These data are consistent with previously reported results (26), which showed that MA and HIDS cells compensate for the reduced MK activity by elevating their intracellular mevalonate levels by increasing HMG-CoA reductase activity. This increased HMG-CoA reductase activity was also down-regulated when MKD cells were incubated with the isoprenoid precursors farnesol, geranylgeraniol, or mevalonate (26). Thus, in order to maintain the flux through the isoprenoid biosynthesis pathway, it seems important to increase the levels of intracellular mevalonic acid. Failure of this compensatory mechanism might even lead to increased IL-1β secretion and inflammation, as is suggested by the severe inflammatory crises provoked by treating 2 MA patients with lovastatin in an attempt to lower the mevalonic avid levels (2).

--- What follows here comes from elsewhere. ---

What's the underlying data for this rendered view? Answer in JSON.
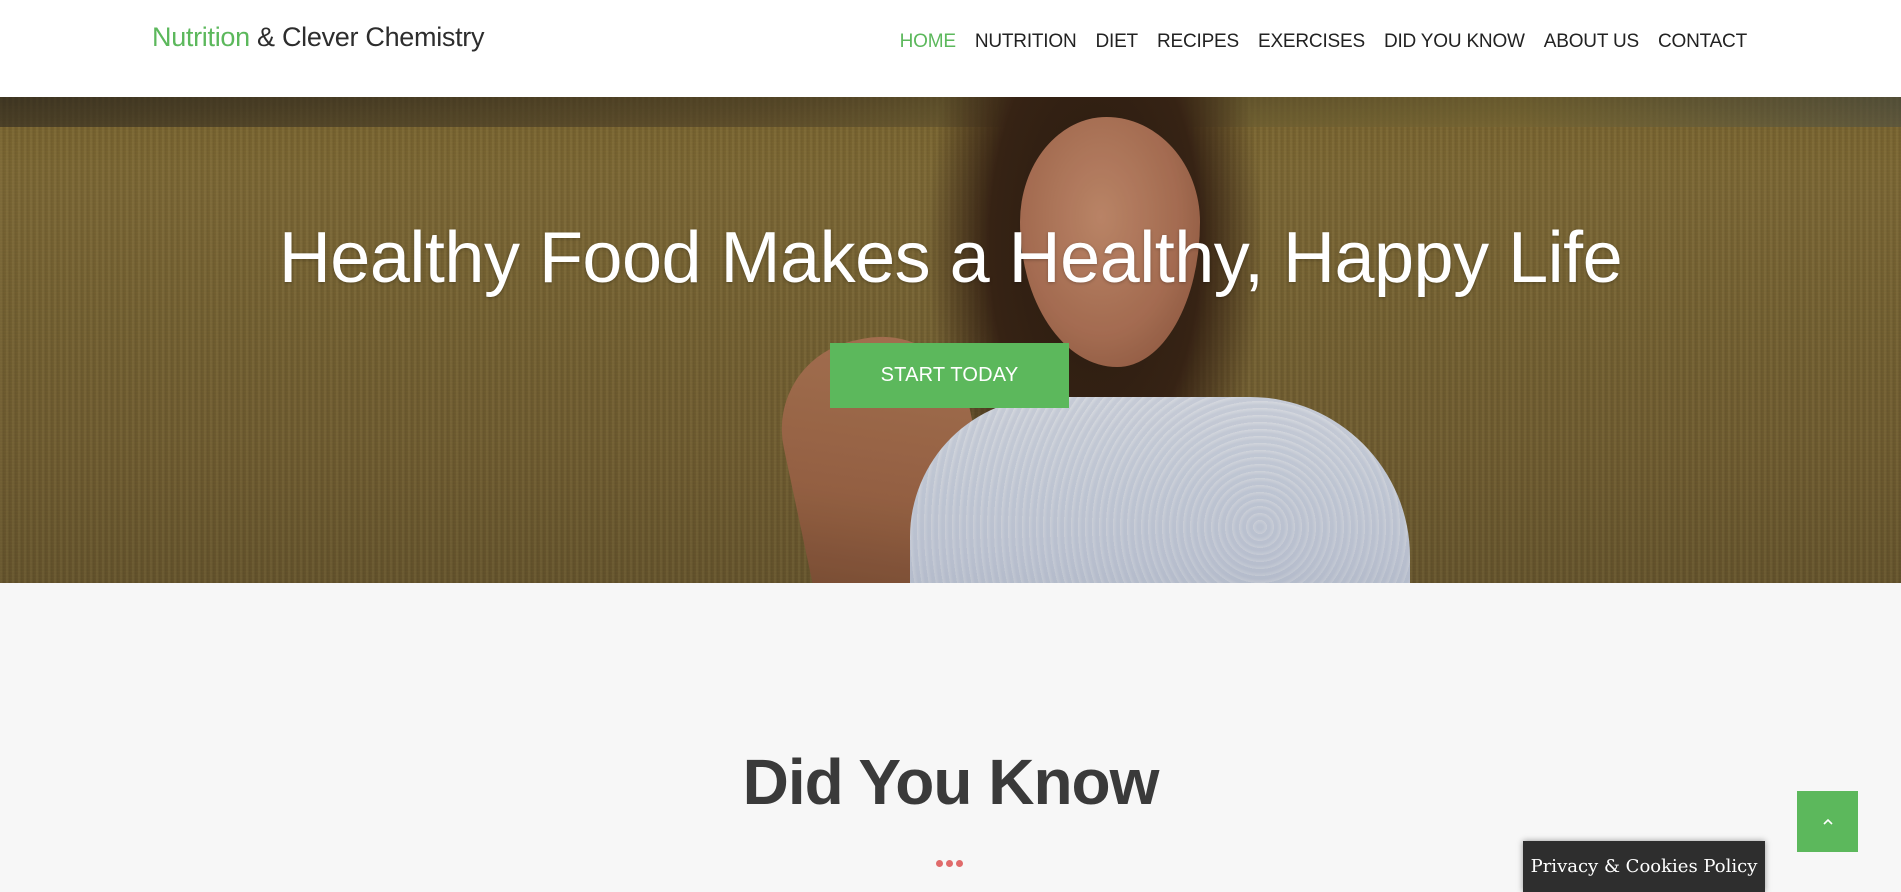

Other studies showed that incubation of control PBMCs with lovastatin or fluvastatin increased IL-1β secretion (14, 28, 29) and that lovastatin was able to further increase the elevated IL-1β secretion in MKD PBMCs (14). This was also observed in the present study, when simvastatin was added to PBMCs from patients with MKD and controls. These observations confirm that mevalonate, by itself, is not the cause of the LPS-stimulated hypersecretion of IL-1β by PBMCs of patients with MKD.
The results of our study strongly indicate that it probably is a shortage of nonsterol isoprenoid end products, notably geranylgeranyl groups, that leads to increased IL-1β secretion in MKD. This is due to the fact that the inhibition of enzymes involved in GGPP synthesis or geranylgeranylation of proteins, i.e., HMG-CoA reductase, FPP synthase, and GGT, all led to a marked increase in LPS-stimulated IL-1β secretion by control PBMCs. Moreover, the increased IL-1β secretion by PBMCs of patients with MKD could be reversed by supplementation with GGPP, whereas the inhibition of sterol synthesis with ZAA, which promotes the synthesis of nonsterol isoprenoids, also resulted in a reversal of LPS-stimulated IL-1β secretion by MKD PBMCs. Together, these findings clearly indicate an important role for nonsterol isoprenoids, notably geranylgeranyl groups, in the regulation of the inflammatory response.
There are currently no established treatments for MKD, although treatment with the recombinant form of the IL-1 receptor antagonist anakinra was shown to be effective in relieving the symptoms (19). Our results indicate that raising the availability of geranylgeranyl moieties in MKD, for example by increasing the pathway flux toward nonsterol isoprenoid biosynthesis, may provide another option in the treatment of MKD.
The authors thank Novartis for kindly providing pamidronate, Merck, Sharpe, and Dohme for kindly providing simvastatin, and Merck for kindly providing ZAA.